Watch “Three Hotels” below through Saturday January 30, 2021
Bobby Cannavale and Marisa Tomei portray a couple who began in the Peace Corps aiming to change the world and found that the world changed them.
Originally a TV drama, then reworked for Off-Broadway in 1992, Jon Robin Baitz’s early play, presented in this new riveting online production as a fundraiser for Broadway Cares/Equity Fights AIDS, is inspired by a scandal from the 1970s. The Nestle Corporation had aggressively marketed its baby formula to poverty-stricken African countries, which, because of conditions in those countries (such as the lack of potable drinking water with which to mix the formula) resulted in infant illness and death. Cannavale is Kenneth Hoyle, an executive in the company: Vice-president of Marketing and Third World Affairs.
When we first meet him, he is alone in a hotel room in Tangiers, rationalizing his job, which has become mostly firing employees in corporate posts around the world, presumably because of fall-out from the scandal. As he tells his stories we start to get clues that there is a fallout in his marriage too; his wife seems to disagree with what he says, and what he does, and what he thinks – though he says “ I do try not to let politics get in the way of what is, at the core, a really good marriage.” The more he speaks, the more we realize that he too is distressed at he’s doing for a living – at what he’s become.
There are a couple of ways in which “Three Hotels” seems well suited for the current moment. It’s not distracting as a socially distanced streaming video, because the play is three monologues, in chronological order, each set in a different hotel – Cannavale in Tangier, Morocco, then Tomei in St. Thomas, Virgin Islands, then Cannavale in Oaxaca, Mexico.
Of course, all three scenes are actually taking place in either Cannavale’s or Tomei’s home, but even this works, since hotel rooms look virtually the same wherever they are located. The hotel settings help advance one of the themes of the play. At one point, Ken tells us “when I fired people, or made some sort of bad deal, I did it in a hotel; for some reason, in a hotel, nothing sticks. It’s all transitional and you’re never stuck with the vital you.” The hotel seems like a metaphor for the transactional, amoral nature of corporate life, and, perhaps, for Americans who are not just ethically but psychologically adrift. “Three Hotels” is a story not just of individuals morally compromised, but of a marriage betrayed. That this American couple are named Kenneth and Barbara – Ken and Barbie – feels no more of a coincidence than Edward Albee’s characters being named George and Martha in “Who’s Afraid of Virginia Woolf.”
That each character is alone telling us their side of the story offers a lesson in the vagaries of memory and perspective. We learn things from Barbara – intense, tragic — that Ken didn’t even mention; and then we learn from Ken that Barbara remembered some things differently – less in-your-face — than the way they actually occurred.

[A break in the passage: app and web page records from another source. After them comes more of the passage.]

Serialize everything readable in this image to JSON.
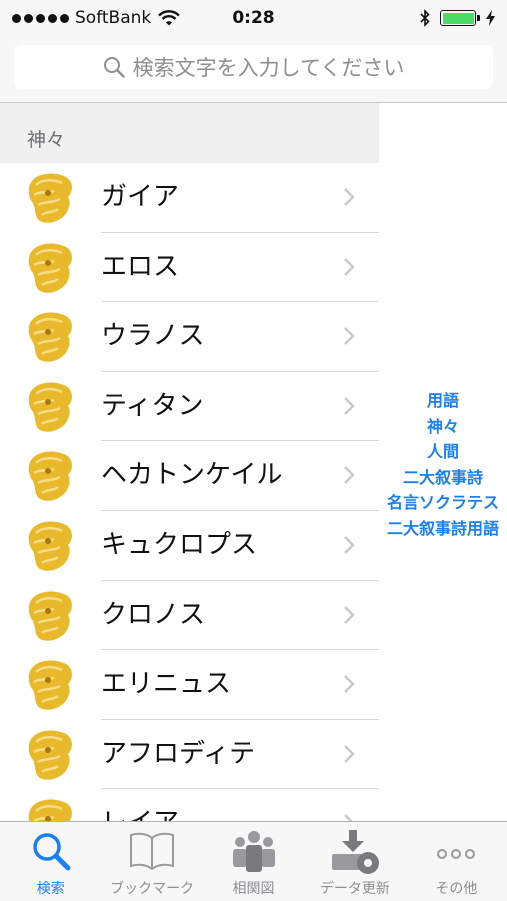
{
  "status_bar": {
    "carrier": "SoftBank",
    "time": "0:28"
  },
  "search": {
    "placeholder": "検索文字を入力してください"
  },
  "section": {
    "title": "神々"
  },
  "list": {
    "items": [
      "ガイア",
      "エロス",
      "ウラノス",
      "ティタン",
      "ヘカトンケイル",
      "キュクロプス",
      "クロノス",
      "エリニュス",
      "アフロディテ",
      "レイア"
    ]
  },
  "index": {
    "items": [
      "用語",
      "神々",
      "人間",
      "二大叙事詩",
      "名言ソクラテス",
      "二大叙事詩用語"
    ]
  },
  "tabbar": {
    "tabs": [
      {
        "label": "検索",
        "icon": "search-icon",
        "active": true
      },
      {
        "label": "ブックマーク",
        "icon": "book-icon",
        "active": false
      },
      {
        "label": "相関図",
        "icon": "people-icon",
        "active": false
      },
      {
        "label": "データ更新",
        "icon": "download-gear-icon",
        "active": false
      },
      {
        "label": "その他",
        "icon": "more-icon",
        "active": false
      }
    ]
  },
  "colors": {
    "accent": "#1a7ff0",
    "battery": "#4cd964",
    "thumb": "#e8b92a"
  }
}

The story deepens as it unfolds, as do the characters, Ken’s initial cool and Barbara’s snark peeled away to reveal wells of loss and anger and regrets. We surely experience this more vividly thanks to Moisés Kaufman’s direction and the two pros’ layered acting.

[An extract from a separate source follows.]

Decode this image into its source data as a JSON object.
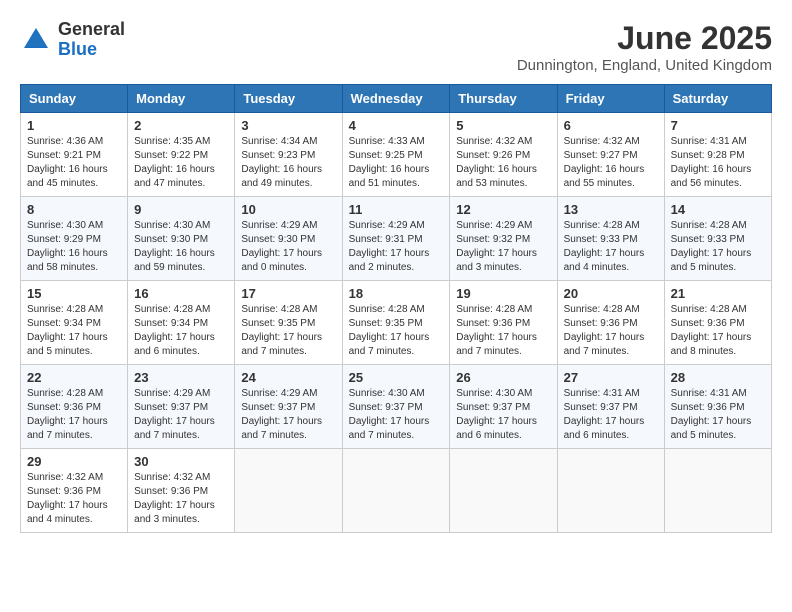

In his introductory remarks in this 90-minute video, Baitz, who went on to better-known works as the Pulitzer finalists A Fair Country and Other Desert Cities, (as well as a TV career including The West Wing and Brothers & Sisters), sees another way that “Three Hotels” fits our current moment. He wrote the play, he says, to explore the ways “our responsibilities to ourselves” collide catastrophically with the institutions to which we belong, “and how in that collision we discover who we really are…. Today, revisiting the play almost 30 years later, I’m struck by how at this moment we’re confronting the tragic aftermath of what happens when the greed and failure of empathy depicted here turn into actual policy.”